Of our 723 respondents to the survey, nearly all (91%) said they had a computer science, engineering or equivalent degree.

The two most important things that went into choosing an engineering school were the skills and knowledge they acquired in school (73.9%) and the brand value of the school (18.8%).

The majority of the respondents (66.8%) studied and applied the C, C++ or C# programming languages, with Java following as a close second (40.8%).

Most engineers who responded were either research scientists (10.8%), mobile developers (8.9%) or mechanical engineers (13.3%).

Here’s the methodology:

  • Our initial list was compiled by canvassing engineers, industry professionals and entrepreneurs who work at some of the most popular technology companies.
  • We asked respondents to grade schools on a 1 (not valuable) to 5 (most valuable) scale. The score is the average of all responses across those scales.
  • Each survey included grades for at least 10 schools. Respondents could also write in responses to the survey for schools that were not included. Some write-ins with overwhelming response were included in the rankings.
  • We parsed LinkedIn to find the top employers for each school, and they are in order of greatest number of graduates employed per school.

Click here to check out the top 50 engineering schools >

Surf the Wave in Oregon for Power

This just crossed my desk tonight, while Walker Engineering doesn’t work directly with power projects we have a passing interest in what goes on in Oregon in emerging technology.  The idea of harvesting power from wave action has got to be, on the surface (pun intended), one of the most interesting developments recently.

Read the complete story on KATU.com.

 

The size of a PowerBuoy, seen here sitting on a dock in Scotland, is evident by comparing the size of the employee, right, to the buoy. The company says Oregon’s will look exactly the same. (Photo courtesy: Ocean Power Technologies Inc. Used with permission)

Standing Workstations: Sitting down all day is killing you

Get off your butt and make some tea if you want to live

By Simon Sharwood, Posted in Science, 27th March 2012 07:11 GMT

I am writing this blog entry at a standing workstation which a lot of people still view as an oddity despite the data provided in each study that is being published.  I realize this is published on The Register and that makes it always worth investigating, the study is remarkably similar to those I have reviewed before.

A study of more than 220,000 people aged 45 or more has come to a startling conclusion: sitting down all day is killing you.

The 45 and Up study compared mortality rates among those who sit for many hours a day and those who spend less time perched on their posterior.

The study used “… questionnaire data from 222 497 individuals 45 years or older from the 45 and Up Study to mortality data from the New South Wales Registry of Births, Deaths, and Marriages (Australia) from February 1, 2006, through December 31, 2010.”

The news is bad if you spend more than 11 hours a day sitting: your chance of leaving this plane of existence in the next three years is 40% higher than those who spend less time on their behinds.
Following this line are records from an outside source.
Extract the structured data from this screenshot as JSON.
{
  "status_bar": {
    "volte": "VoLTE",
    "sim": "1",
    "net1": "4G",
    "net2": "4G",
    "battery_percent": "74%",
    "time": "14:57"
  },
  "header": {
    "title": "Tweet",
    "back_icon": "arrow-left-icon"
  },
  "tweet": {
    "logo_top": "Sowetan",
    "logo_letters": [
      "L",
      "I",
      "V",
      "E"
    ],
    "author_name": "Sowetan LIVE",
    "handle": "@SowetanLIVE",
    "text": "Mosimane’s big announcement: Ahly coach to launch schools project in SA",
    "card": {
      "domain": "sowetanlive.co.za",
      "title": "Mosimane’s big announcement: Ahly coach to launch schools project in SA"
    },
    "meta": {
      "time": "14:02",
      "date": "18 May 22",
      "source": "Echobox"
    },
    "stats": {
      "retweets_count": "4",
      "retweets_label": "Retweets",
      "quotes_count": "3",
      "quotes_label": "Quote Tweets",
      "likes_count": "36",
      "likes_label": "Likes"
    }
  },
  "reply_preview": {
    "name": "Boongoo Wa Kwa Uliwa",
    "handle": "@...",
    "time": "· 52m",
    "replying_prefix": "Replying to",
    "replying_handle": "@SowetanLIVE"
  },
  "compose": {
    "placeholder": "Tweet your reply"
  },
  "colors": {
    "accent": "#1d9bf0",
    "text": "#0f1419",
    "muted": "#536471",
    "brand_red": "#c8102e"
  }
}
Even those who sit for just eight hours a day have a 15% “better” chance of death.

The dangers of sitting are not only related to a sedentary lifestyle and obesity. The study also hints at more profound physiological issues created by sitting for many hours a day, as doing so means the body is deprived of many internal triggers that spark beneficial actions in the body. Even standing a few more times a day, the research says, can therefore improve health. Hence our plea for tea in the subheading.

"Shorter sitting times and sufficient physical activity are independently protective against all-cause mortality not just for healthy individuals but also for those with cardiovascular disease, diabetes, overweight, or obesity," the study’s authors wrote in Archives of Internal Medicine, where the results of the study were published this week.

If you’re sitting while reading this, what are you waiting for?